Visual Search is an emerging technology. It’s still risky to rely on it for your core strategy, but in terms of adding to your portfolio and getting ahead of the wave, it’s something well worth looking into. As time goes by, it’s likely that it’ll be a prominent part of Facebook’s advertising and Marketplace systems, and integrating your catalogue with the social media frontrunner is unlikely to be a bad option to begin with. Certainly, it’s a low-risk way to get involved with one of the tech’s upcoming hubs, as chances are that the advertisements will boost your conversions and brand awareness even without relying on the development of Visual Search. The same applies to Pinterest. Ensuring your product is well-visualised and positioned somewhere on the image-sharing platform means that users are more likely to come across it. And while it’s not a clearly-monetised platform for eCommerce businesses, it can still be a way to increase your visibility for little or no cost, while reaching your target audience through their searches. If you’re keen to get stuck in fully, however, Slyce (and companies like them) are a good place to start.

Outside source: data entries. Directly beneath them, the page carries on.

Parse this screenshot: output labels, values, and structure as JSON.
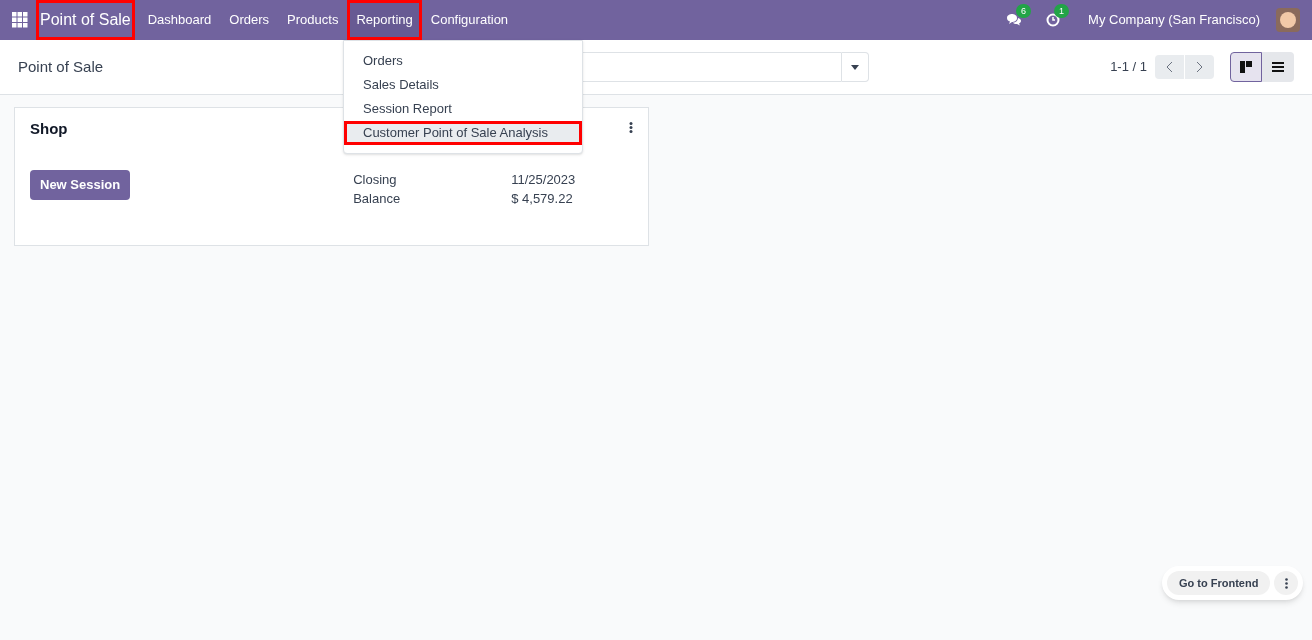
{
  "navbar": {
    "app_name": {
      "label": "Point of Sale",
      "highlighted": true
    },
    "menu": [
      {
        "label": "Dashboard",
        "highlighted": false
      },
      {
        "label": "Orders",
        "highlighted": false
      },
      {
        "label": "Products",
        "highlighted": false
      },
      {
        "label": "Reporting",
        "highlighted": true
      },
      {
        "label": "Configuration",
        "highlighted": false
      }
    ],
    "messages_badge": "6",
    "activities_badge": "1",
    "company": "My Company (San Francisco)"
  },
  "dropdown": [
    {
      "label": "Orders",
      "selected": false,
      "highlighted": false
    },
    {
      "label": "Sales Details",
      "selected": false,
      "highlighted": false
    },
    {
      "label": "Session Report",
      "selected": false,
      "highlighted": false
    },
    {
      "label": "Customer Point of Sale Analysis",
      "selected": true,
      "highlighted": true
    }
  ],
  "control_panel": {
    "breadcrumb": "Point of Sale",
    "pager": "1-1 / 1",
    "views": [
      {
        "kind": "kanban",
        "selected": true
      },
      {
        "kind": "list",
        "selected": false
      }
    ]
  },
  "card": {
    "title": "Shop",
    "button": "New Session",
    "details": [
      {
        "label": "Closing",
        "value": "11/25/2023"
      },
      {
        "label": "Balance",
        "value": "$ 4,579.22"
      }
    ]
  },
  "floating": {
    "button": "Go to Frontend"
  }
}
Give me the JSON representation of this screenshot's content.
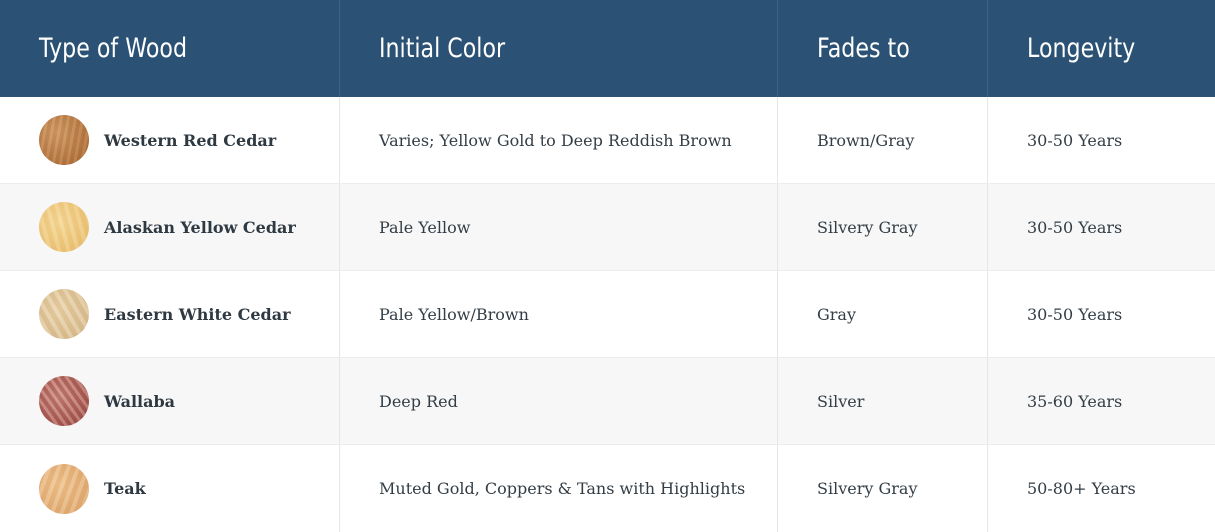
{
  "table": {
    "headers": [
      "Type of Wood",
      "Initial Color",
      "Fades to",
      "Longevity"
    ],
    "rows": [
      {
        "wood": "Western Red Cedar",
        "initial_color": "Varies; Yellow Gold to Deep Reddish Brown",
        "fades_to": "Brown/Gray",
        "longevity": "30-50 Years",
        "swatch_icon": "western-red-cedar-swatch",
        "swatch_color": "#b8773f"
      },
      {
        "wood": "Alaskan Yellow Cedar",
        "initial_color": "Pale Yellow",
        "fades_to": "Silvery Gray",
        "longevity": "30-50 Years",
        "swatch_icon": "alaskan-yellow-cedar-swatch",
        "swatch_color": "#ecc477"
      },
      {
        "wood": "Eastern White Cedar",
        "initial_color": "Pale Yellow/Brown",
        "fades_to": "Gray",
        "longevity": "30-50 Years",
        "swatch_icon": "eastern-white-cedar-swatch",
        "swatch_color": "#dcc092"
      },
      {
        "wood": "Wallaba",
        "initial_color": "Deep Red",
        "fades_to": "Silver",
        "longevity": "35-60 Years",
        "swatch_icon": "wallaba-swatch",
        "swatch_color": "#a85a52"
      },
      {
        "wood": "Teak",
        "initial_color": "Muted Gold, Coppers & Tans with Highlights",
        "fades_to": "Silvery Gray",
        "longevity": "50-80+ Years",
        "swatch_icon": "teak-swatch",
        "swatch_color": "#e3ad74"
      }
    ]
  },
  "colors": {
    "header_bg": "#2b5275",
    "header_text": "#ffffff",
    "alt_row_bg": "#f7f7f7",
    "body_text": "#333d45"
  }
}
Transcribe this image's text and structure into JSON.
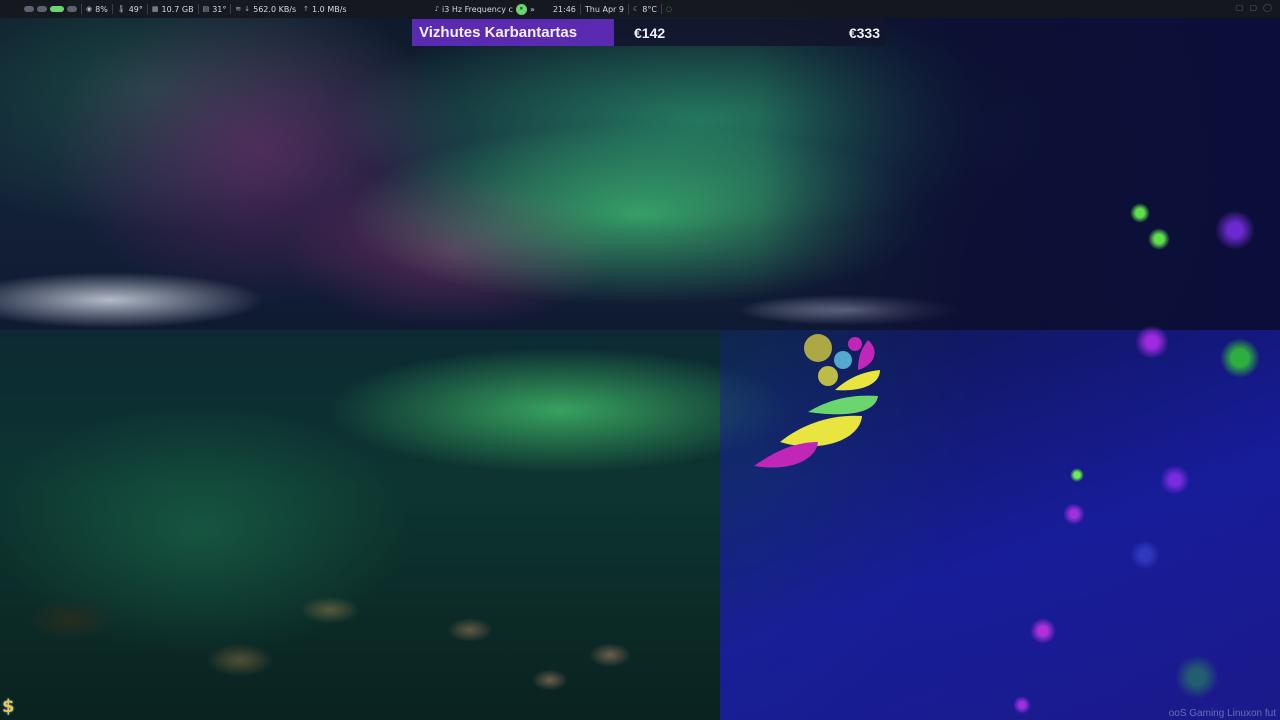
{
  "topbar": {
    "cpu": "8%",
    "cpu_temp": "49°",
    "memory": "10.7 GB",
    "gpu_temp": "31°",
    "net_down": "562.0 KB/s",
    "net_up": "1.0 MB/s",
    "media_title": "i3 Hz Frequency c",
    "media_next": "»",
    "clock": "21:46",
    "date": "Thu Apr 9",
    "weather": "8°C",
    "icons": [
      "cpu-icon",
      "thermometer-icon",
      "memory-icon",
      "gpu-icon",
      "wifi-icon",
      "arrow-down-icon",
      "arrow-up-icon",
      "music-icon",
      "moon-icon"
    ]
  },
  "ticker": {
    "name": "Vizhutes Karbantartas",
    "value_1": "€142",
    "value_2": "€333",
    "accent": "#5a2bb0"
  },
  "bottom": {
    "watermark": "ooS Gaming Linuxon fut",
    "dollar_glyph": "$"
  },
  "colors": {
    "bar_bg": "#16181e",
    "workspace_active": "#6cd66e",
    "aurora_green": "#50ff8c",
    "logo_magenta": "#c026b8",
    "logo_yellow": "#e8e440",
    "logo_green": "#6cd66e"
  }
}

As they’ve already displayed with the major retail brands already mentioned, they’re capable of building to your needs, and it’ll take less research and build time than starting from scratch yourself.